> [Data for this task]
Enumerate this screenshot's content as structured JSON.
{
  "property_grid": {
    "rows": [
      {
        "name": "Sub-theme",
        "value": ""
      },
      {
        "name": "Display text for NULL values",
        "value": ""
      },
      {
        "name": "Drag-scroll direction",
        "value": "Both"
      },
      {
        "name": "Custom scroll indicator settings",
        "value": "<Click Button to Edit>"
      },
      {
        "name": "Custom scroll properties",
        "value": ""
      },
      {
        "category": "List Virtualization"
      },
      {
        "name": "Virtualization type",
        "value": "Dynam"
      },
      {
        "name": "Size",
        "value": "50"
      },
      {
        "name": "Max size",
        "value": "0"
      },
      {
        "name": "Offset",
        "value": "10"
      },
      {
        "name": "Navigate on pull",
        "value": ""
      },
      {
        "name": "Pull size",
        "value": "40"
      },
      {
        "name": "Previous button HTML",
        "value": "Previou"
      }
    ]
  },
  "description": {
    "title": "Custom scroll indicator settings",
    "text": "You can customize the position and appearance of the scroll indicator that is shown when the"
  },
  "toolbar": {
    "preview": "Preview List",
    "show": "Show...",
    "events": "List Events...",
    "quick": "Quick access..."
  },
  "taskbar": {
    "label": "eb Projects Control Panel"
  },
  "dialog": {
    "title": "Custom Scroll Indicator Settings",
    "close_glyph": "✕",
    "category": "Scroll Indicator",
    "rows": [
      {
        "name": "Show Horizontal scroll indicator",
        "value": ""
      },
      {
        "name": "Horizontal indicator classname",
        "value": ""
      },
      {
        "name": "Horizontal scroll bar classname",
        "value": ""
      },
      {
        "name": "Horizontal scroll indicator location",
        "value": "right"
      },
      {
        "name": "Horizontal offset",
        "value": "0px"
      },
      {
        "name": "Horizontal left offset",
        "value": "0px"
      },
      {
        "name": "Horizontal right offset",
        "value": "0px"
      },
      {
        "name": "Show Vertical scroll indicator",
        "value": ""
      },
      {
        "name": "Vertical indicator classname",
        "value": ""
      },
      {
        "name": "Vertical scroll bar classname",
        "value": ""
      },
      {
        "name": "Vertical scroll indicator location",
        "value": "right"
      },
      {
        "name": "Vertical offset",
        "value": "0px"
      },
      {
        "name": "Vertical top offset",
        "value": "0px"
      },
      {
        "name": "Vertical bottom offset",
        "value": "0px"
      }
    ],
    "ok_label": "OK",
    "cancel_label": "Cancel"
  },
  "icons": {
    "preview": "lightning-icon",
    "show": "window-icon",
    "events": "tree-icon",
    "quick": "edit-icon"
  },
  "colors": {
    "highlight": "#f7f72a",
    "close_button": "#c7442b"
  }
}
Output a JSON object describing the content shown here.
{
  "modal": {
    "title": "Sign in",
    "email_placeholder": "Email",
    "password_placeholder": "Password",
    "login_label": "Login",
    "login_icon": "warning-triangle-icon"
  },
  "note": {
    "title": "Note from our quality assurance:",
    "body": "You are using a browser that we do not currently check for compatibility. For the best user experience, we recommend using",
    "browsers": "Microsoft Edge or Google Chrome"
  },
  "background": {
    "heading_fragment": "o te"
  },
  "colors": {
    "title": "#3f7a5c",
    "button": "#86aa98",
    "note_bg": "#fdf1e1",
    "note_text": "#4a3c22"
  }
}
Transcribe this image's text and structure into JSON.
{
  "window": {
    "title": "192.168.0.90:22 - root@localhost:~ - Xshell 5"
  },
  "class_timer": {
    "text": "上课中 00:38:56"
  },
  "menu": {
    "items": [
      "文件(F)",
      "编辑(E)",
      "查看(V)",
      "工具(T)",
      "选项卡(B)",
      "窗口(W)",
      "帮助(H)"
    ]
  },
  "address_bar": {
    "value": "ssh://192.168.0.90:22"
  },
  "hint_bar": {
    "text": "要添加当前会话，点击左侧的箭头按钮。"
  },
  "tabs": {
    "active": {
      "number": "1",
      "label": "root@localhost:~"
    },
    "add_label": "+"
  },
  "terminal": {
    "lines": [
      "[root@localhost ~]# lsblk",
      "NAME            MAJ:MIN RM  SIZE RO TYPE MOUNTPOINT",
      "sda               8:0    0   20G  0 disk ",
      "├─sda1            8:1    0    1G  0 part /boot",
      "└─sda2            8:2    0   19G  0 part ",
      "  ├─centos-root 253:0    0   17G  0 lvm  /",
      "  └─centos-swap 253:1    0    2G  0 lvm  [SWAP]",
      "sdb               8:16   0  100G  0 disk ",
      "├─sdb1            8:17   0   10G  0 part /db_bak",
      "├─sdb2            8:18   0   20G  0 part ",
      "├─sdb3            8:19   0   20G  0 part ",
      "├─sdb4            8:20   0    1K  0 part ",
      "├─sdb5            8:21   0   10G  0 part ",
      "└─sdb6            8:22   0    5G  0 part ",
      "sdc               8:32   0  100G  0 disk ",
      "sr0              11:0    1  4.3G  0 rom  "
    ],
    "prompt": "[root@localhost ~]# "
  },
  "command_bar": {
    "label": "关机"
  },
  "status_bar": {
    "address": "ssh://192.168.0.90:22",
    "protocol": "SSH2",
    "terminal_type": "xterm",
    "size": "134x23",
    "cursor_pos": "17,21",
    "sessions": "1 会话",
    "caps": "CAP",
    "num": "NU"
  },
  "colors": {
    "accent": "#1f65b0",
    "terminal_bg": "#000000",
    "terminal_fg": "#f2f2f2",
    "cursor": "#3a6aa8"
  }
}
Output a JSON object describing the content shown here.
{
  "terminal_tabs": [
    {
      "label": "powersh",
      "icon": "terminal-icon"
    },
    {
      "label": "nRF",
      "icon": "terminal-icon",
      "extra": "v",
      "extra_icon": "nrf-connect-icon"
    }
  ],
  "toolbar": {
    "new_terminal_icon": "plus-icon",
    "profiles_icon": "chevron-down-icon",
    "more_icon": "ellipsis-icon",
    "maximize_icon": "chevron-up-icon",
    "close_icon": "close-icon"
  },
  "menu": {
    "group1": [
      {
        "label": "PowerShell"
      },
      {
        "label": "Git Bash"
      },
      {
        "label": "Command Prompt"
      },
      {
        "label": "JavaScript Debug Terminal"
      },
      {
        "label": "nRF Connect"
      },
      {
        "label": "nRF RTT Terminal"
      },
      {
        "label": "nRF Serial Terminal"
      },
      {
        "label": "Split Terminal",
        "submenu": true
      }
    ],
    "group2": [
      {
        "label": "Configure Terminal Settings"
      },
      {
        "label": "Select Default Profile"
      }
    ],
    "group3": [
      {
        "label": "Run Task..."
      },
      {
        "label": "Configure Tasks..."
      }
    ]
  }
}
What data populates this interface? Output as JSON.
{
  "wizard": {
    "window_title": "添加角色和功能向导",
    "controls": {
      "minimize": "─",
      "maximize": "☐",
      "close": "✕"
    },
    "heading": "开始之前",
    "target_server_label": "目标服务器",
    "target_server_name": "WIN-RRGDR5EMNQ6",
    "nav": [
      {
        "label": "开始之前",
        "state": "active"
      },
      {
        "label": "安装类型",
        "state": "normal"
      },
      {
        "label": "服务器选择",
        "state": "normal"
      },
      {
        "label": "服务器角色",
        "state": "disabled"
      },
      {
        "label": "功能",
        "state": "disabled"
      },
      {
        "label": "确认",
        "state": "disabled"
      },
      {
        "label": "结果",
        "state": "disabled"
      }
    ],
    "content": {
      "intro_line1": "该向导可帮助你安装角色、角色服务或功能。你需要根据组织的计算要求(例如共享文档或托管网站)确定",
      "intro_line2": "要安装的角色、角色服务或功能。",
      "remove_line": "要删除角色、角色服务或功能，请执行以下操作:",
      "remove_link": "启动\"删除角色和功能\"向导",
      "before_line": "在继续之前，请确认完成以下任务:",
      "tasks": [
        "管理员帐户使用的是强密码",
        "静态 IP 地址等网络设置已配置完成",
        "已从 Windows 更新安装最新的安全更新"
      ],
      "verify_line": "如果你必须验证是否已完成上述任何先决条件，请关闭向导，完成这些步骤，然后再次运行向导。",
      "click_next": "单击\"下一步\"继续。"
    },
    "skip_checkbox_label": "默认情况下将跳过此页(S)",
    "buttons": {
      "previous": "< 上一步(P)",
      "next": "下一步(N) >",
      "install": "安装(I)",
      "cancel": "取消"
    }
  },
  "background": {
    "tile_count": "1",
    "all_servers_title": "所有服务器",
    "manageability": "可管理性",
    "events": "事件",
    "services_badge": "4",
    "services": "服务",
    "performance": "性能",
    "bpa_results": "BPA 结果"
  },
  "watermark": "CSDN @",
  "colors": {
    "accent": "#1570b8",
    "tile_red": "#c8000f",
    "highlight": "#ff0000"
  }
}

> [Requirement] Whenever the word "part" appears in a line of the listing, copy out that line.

> [Response for this exercise]
      "├─sda1            8:1    0    1G  0 part /boot",
      "└─sda2            8:2    0   19G  0 part ",
      "├─sdb1            8:17   0   10G  0 part /db_bak",
      "├─sdb2            8:18   0   20G  0 part ",
      "├─sdb3            8:19   0   20G  0 part ",
      "├─sdb4            8:20   0    1K  0 part ",
      "├─sdb5            8:21   0   10G  0 part ",
      "└─sdb6            8:22   0    5G  0 part ",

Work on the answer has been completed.